Malawi's street children's rights are still in jeopardy
According to statistics, as of 2020, Malawi had approximately 4,000 children living on the streets of cities such as Blantyre, Lilongwe, Mzuzu, and Zomba.
MALAWI: Street children can be found in every region of Malawi. According to statistics, as of 2020, Malawi had approximately 4,000 children living on the streets of cities such as Blantyre, Lilongwe, Mzuzu, and Zomba.
Experts estimate that there will be at least 6,000 street children in the country by 2022.
These children survive by pickpocketing and begging, which has made the general public fearful of venturing out onto the streets. However, these children are subjected to far more severe forms of violence and abuse from the general public, including sexual abuse and physical harm.
“My mother is alive and she is at home, but she is very poor and cannot look after me and my siblings. So, because of problems we face at home, I decided to come on the street so that, perhaps, people can see me and help me with food and money," said Chikondi, who dropped out of school while in Standard 4.
Tadala, a Lilongwe-based child, has taken to the streets in the same way that Chikondi has. She told this publication that she was part of a group that included two young boys and that they went around the city of Lilongwe begging for money, food, and other items from members of the general public they encountered.

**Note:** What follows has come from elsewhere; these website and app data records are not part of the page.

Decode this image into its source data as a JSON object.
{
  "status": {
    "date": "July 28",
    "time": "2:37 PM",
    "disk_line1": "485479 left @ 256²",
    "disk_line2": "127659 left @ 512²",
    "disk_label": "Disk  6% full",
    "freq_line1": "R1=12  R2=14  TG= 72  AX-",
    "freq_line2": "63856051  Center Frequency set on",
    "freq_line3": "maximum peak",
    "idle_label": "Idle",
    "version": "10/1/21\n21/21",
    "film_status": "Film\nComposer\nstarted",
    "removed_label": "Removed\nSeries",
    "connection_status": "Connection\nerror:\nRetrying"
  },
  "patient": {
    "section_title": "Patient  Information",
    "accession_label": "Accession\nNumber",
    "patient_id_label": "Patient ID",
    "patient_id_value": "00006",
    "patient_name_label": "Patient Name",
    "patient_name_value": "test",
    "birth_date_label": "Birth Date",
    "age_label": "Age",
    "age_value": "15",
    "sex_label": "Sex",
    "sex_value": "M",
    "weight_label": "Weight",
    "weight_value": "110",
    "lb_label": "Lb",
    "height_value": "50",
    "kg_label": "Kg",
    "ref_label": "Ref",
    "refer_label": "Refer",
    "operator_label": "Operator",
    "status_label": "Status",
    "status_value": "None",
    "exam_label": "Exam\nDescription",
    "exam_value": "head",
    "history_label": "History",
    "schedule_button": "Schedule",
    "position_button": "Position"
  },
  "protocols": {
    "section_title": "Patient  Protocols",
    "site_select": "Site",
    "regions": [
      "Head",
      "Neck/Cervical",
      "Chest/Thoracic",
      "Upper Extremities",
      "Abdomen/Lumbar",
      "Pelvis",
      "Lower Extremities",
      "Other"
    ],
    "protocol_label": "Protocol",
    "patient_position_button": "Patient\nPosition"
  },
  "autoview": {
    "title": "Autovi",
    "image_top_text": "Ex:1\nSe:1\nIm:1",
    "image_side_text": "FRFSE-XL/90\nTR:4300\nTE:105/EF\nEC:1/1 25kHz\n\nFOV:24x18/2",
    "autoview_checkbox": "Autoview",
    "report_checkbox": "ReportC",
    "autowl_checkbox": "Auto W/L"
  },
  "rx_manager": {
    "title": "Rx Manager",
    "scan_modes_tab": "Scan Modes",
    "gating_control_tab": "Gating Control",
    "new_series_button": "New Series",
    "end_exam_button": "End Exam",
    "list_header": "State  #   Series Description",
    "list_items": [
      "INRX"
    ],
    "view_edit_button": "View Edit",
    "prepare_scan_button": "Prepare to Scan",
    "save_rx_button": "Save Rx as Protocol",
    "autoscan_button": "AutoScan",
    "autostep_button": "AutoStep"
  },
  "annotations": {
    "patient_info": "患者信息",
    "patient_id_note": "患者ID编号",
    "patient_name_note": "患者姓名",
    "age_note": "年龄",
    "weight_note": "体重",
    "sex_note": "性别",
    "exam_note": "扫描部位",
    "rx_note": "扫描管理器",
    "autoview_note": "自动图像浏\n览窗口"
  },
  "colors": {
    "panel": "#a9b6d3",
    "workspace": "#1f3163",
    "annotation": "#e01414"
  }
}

“I have only one parent, my mother. My father died and we are four of us in our family. My mother is unable to care for all of us and my grandmother also stays with my mother. So, since we need adequate food, clothing, and money I chose to walk around the streets and beg so that I can get what I need. Orphanhood, poverty, and divorce of parents force us to end up on the streets,” Tadala said.
She went on to say that as street children, she and her friends were subjected to varying degrees of traumatic discrimination and abuse.
“We mostly face psychological trauma as some people ridicule and swear at us whenever we approach them for help. And instead of giving us valuable items, some people give us peels of bananas or those of raw cassava,” she said.
According to Fred Simwaka, a spokesperson for the Ministry of Gender, Social Welfare, and Community Development, street children not only face numerous challenges but also disrupt citizens' daily lives due to the country's large number of street children.
“The Government of Malawi really cares for these children. This is why it introduced Early Childhood Development (ECD), a program that is delivered through an extensive network of community initiatives and centres for the most vulnerable children under the age of six] and passed the Child Care, Protection and Justice Act of 2010 to make sure that children are given adequate care and support. Talking of the street children, the government is aware of the abuse the children are subjected to,” Simwaka said.
However, Caleb Ng'ombo, Executive Director of People Serving Girls At Risk, a Lilongwe-based NGO, believes the government is not doing enough to protect the rights of street children.
“Children on the streets are subjected to harrowing cases of violence, in addition to harsh weather and being kidnapped or killed. Article 19 of the UN Convention on the Rights of the Child [which Malawi has ratified] provides for the protection of children in and out of the home,” said Ng’ombo.
Ng'ombo also stated that the government must strengthen safety nets by providing socioeconomic support to low-income families and prioritizing children caring for families in order to reduce the risks of abuse and exploitation for these children.
Malawi is a member of the United Nations Child Rights Committee (UNCRC), whose goals include ensuring that governments meet children's basic rights, such as the right to life, survival, and development; the right to protection from violence, abuse, or neglect; the right to an education that allows children to reach their full potential; and the right to be raised by or have a relationship with their parents.
These goals extend to street children, who must be protected by the government from abuse and the hardships of life on the streets.